  • United Kingdom
  • Litigation and dispute management
  • Real estate dispute resolution


Helix 3D Ltd v (1) Dunedin Industrial Property Nominee Ltd (2) Dunedin Industrial Property Nominee 2 Ltd [2016] EWHC 3012 (Ch)

Helix, a tenant, was held to have validly exercised an option to purchase freehold property, but only after words had to be read into (and amended in) what was agreed to be a badly drafted option agreement.

Helix was granted a 5 year option to purchase the freehold of commercial premises by its landlord, Dunedin’s predecessors in title. The agreement provided that, if exercised, the purchase price was the greater of £1.5m or the open market value (the procedure for determining the latter was triggered by the service of the option notice). Payment of a deposit (5% of the purchase price) was a condition precedent for effective exercise of the option. On the same date it entered into a lease of the same premises.

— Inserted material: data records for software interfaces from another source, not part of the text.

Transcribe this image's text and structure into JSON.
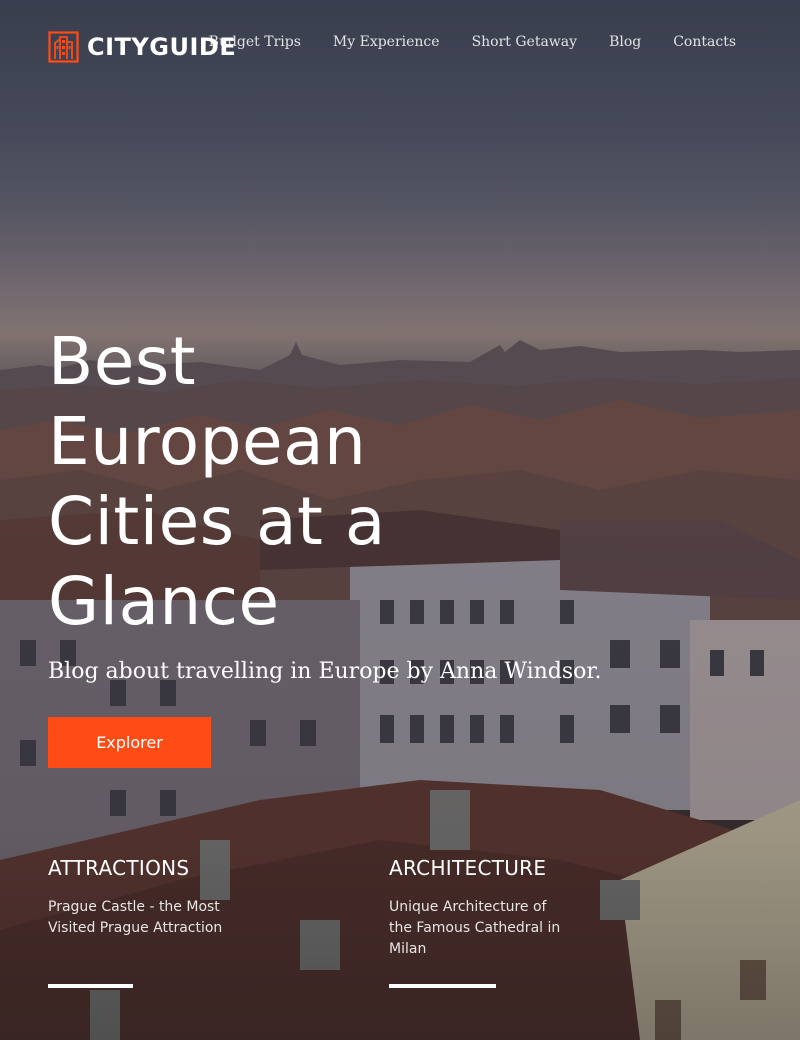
{
  "brand": {
    "name": "CITYGUIDE",
    "accent_color": "#ff4b14",
    "logo_icon": "building-icon"
  },
  "nav": {
    "items": [
      {
        "label": "Budget Trips"
      },
      {
        "label": "My Experience"
      },
      {
        "label": "Short Getaway"
      },
      {
        "label": "Blog"
      },
      {
        "label": "Contacts"
      }
    ]
  },
  "hero": {
    "title": "Best European Cities at a Glance",
    "subtitle": "Blog about travelling in Europe by Anna Windsor.",
    "cta_label": "Explorer"
  },
  "cards": [
    {
      "title": "ATTRACTIONS",
      "text": "Prague Castle - the Most Visited Prague Attraction"
    },
    {
      "title": "ARCHITECTURE",
      "text": "Unique Architecture of the Famous Cathedral in Milan"
    }
  ]
}
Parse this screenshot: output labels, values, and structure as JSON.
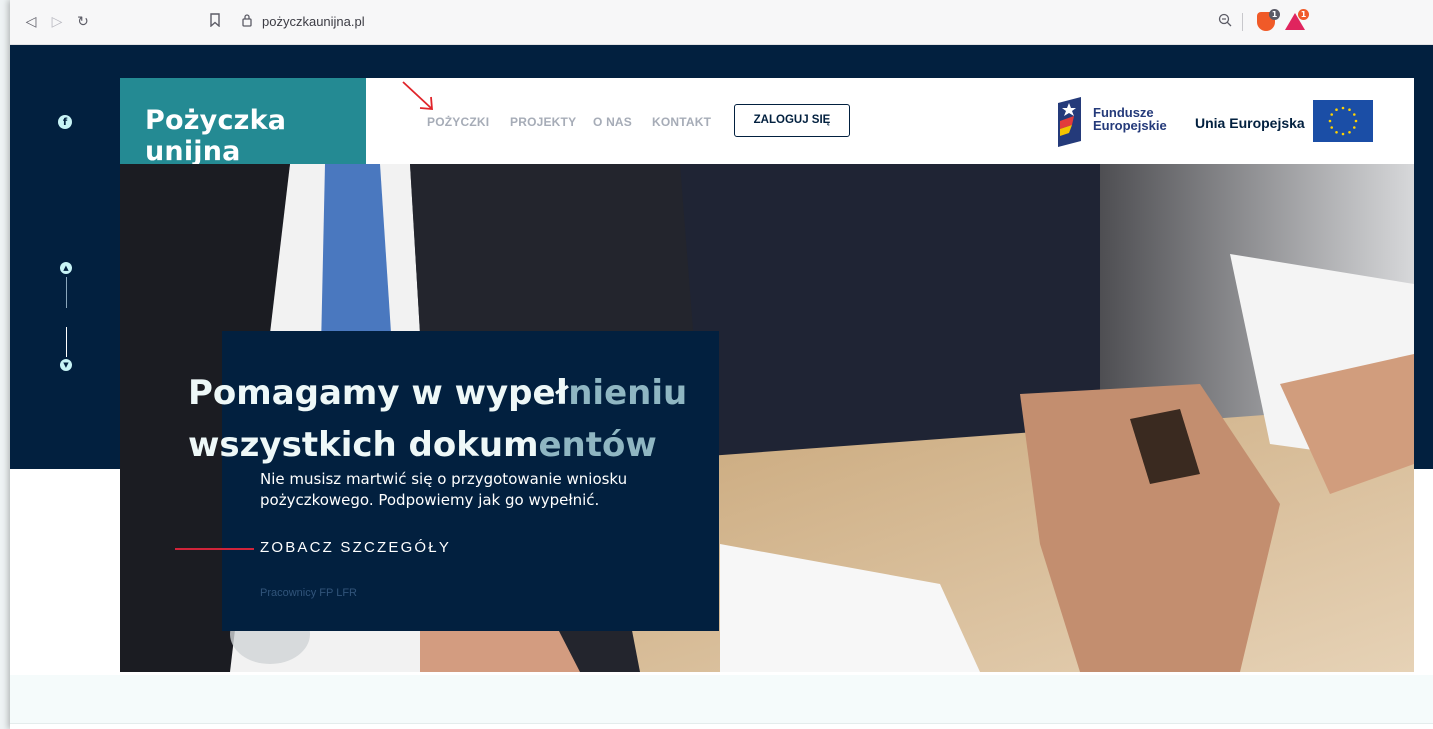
{
  "browser": {
    "url": "pożyczkaunijna.pl",
    "brave_badge": "1",
    "alert_badge": "1"
  },
  "site": {
    "logo_text": "Pożyczka unijna",
    "nav": [
      "POŻYCZKI",
      "PROJEKTY",
      "O NAS",
      "KONTAKT"
    ],
    "login_label": "ZALOGUJ SIĘ",
    "fe_line1": "Fundusze",
    "fe_line2": "Europejskie",
    "ue_label": "Unia Europejska"
  },
  "hero": {
    "title_line1": "Pomagamy w wypeł",
    "title_line1_faded": "nieniu",
    "title_line2": "wszystkich dokum",
    "title_line2_faded": "entów",
    "description": "Nie musisz martwić się o przygotowanie wniosku pożyczkowego. Podpowiemy jak go wypełnić.",
    "cta": "ZOBACZ SZCZEGÓŁY",
    "caption": "Pracownicy FP LFR"
  },
  "colors": {
    "navy": "#02203f",
    "teal": "#248a93",
    "accent_red": "#d0243a",
    "nav_grey": "#a6acb7"
  }
}
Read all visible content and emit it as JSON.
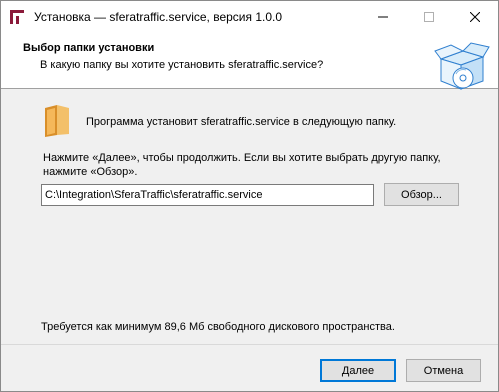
{
  "window": {
    "title": "Установка — sferatraffic.service, версия 1.0.0"
  },
  "header": {
    "title": "Выбор папки установки",
    "subtitle": "В какую папку вы хотите установить sferatraffic.service?"
  },
  "main": {
    "info_text": "Программа установит sferatraffic.service в следующую папку.",
    "instruction": "Нажмите «Далее», чтобы продолжить. Если вы хотите выбрать другую папку, нажмите «Обзор».",
    "path_value": "C:\\Integration\\SferaTraffic\\sferatraffic.service",
    "browse_label": "Обзор...",
    "space_required": "Требуется как минимум 89,6 Мб свободного дискового пространства."
  },
  "footer": {
    "next_label": "Далее",
    "cancel_label": "Отмена"
  },
  "colors": {
    "accent": "#0078d7",
    "folder": "#e8a33c"
  },
  "icons": [
    "installer-app-icon",
    "minimize-icon",
    "maximize-icon",
    "close-icon",
    "setup-box-icon",
    "folder-icon"
  ]
}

Helix sought to exercise the option by serving a prescribed form of option notice and paying a deposit calculated as 5% of £1.5m. The Landlord argued, however, that the option had not been properly exercised on the basis that the incorrect deposit had been paid. It said that the open market value may be greater than £1.5m.

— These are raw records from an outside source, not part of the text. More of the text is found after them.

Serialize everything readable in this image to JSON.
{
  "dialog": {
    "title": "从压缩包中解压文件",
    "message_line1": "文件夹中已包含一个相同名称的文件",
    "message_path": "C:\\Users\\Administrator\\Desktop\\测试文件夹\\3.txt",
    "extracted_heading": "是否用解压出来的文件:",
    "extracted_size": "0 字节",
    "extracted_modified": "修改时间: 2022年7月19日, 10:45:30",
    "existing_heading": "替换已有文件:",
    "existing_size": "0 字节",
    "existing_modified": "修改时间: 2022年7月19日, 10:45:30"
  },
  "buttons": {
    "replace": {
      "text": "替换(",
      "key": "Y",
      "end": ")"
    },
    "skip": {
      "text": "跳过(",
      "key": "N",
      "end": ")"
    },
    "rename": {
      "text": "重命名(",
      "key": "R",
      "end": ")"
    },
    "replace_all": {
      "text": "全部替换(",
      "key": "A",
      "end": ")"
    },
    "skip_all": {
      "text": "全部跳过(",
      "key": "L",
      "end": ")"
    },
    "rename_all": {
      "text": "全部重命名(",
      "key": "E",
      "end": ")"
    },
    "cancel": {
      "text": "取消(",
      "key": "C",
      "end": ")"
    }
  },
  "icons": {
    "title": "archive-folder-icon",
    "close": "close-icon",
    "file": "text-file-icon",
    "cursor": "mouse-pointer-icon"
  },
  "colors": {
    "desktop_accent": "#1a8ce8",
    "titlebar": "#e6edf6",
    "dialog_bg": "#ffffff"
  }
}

The Claimant accordingly asked to Court to declare that it had validly exercised the option.

The issue turned on the correct construction of the agreement. It was agreed that to reach the correct interpretation one should ask “what a reasonable person having all the background knowledge that would have been available to the parties would have understood them to be using the language in the contract to mean” (applying Chartbrook v Persimmon Homes Ltd).

It was held that in order to correctly construe the agreement it was necessary to read words into, or alter them, somewhere. Both parties agreed that the agreement had been badly drafted and the question was which provision(s) should be corrected.

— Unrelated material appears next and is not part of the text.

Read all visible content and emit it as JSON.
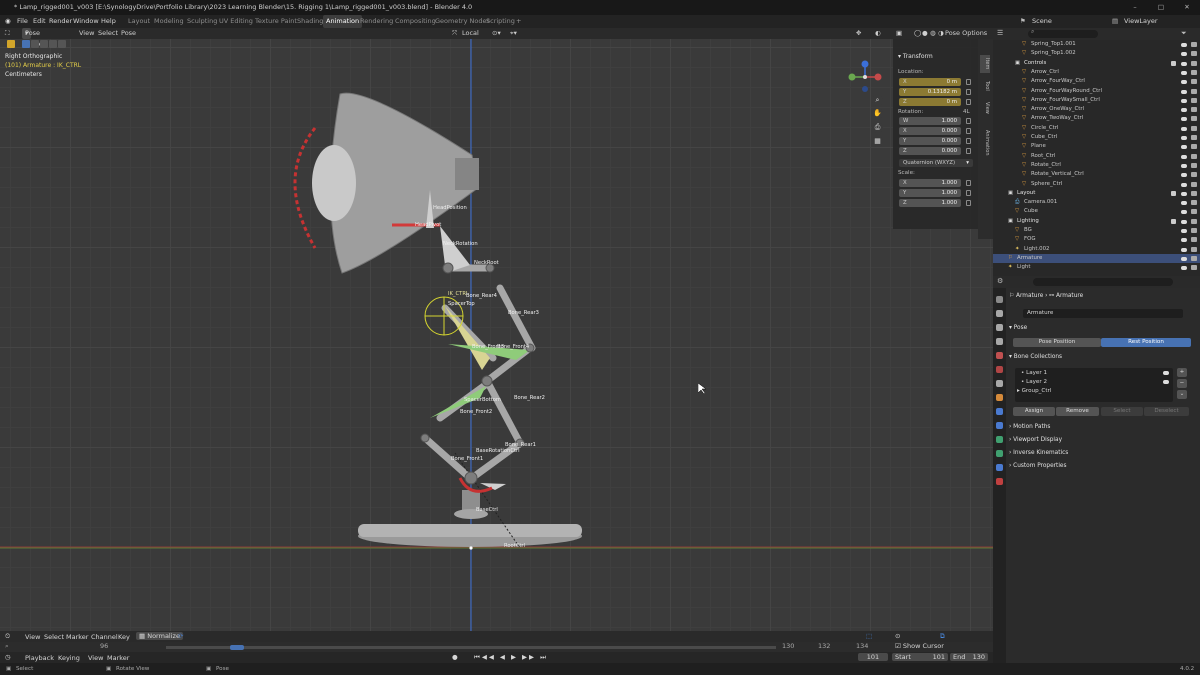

Dunedin tried to argue that either the agreement required the parties to agree the purchase price before a valid option could be served or alternatively it had the consequence that it was not possible for the validity of the notice to be known until the open market valuation was undertaken.

Favouring one of Helix’s more practical arguments, the Court held that the parties must have intended that the figure on which the 5% deposit was based was a figure ascertainable at the time the deposit was to be paid i.e. the £1.5m as stated in the Agreement, and that this is what a reasonable person would have understood the agreement to require.


Poorly drafted agreements can lead to unintended consequences. Clarity is therefore key. Whilst the Court agreed with the Claimant on the outcome it sought it did not agree with all of the arguments presented by the claimant on construction. Clearly, there is, therefore, scope for findings on construction and interpretation which may not accord with what the parties originally envisaged. This can be even more difficult to ascertain where one or more of the parties enforcing the agreement in question was not an original party.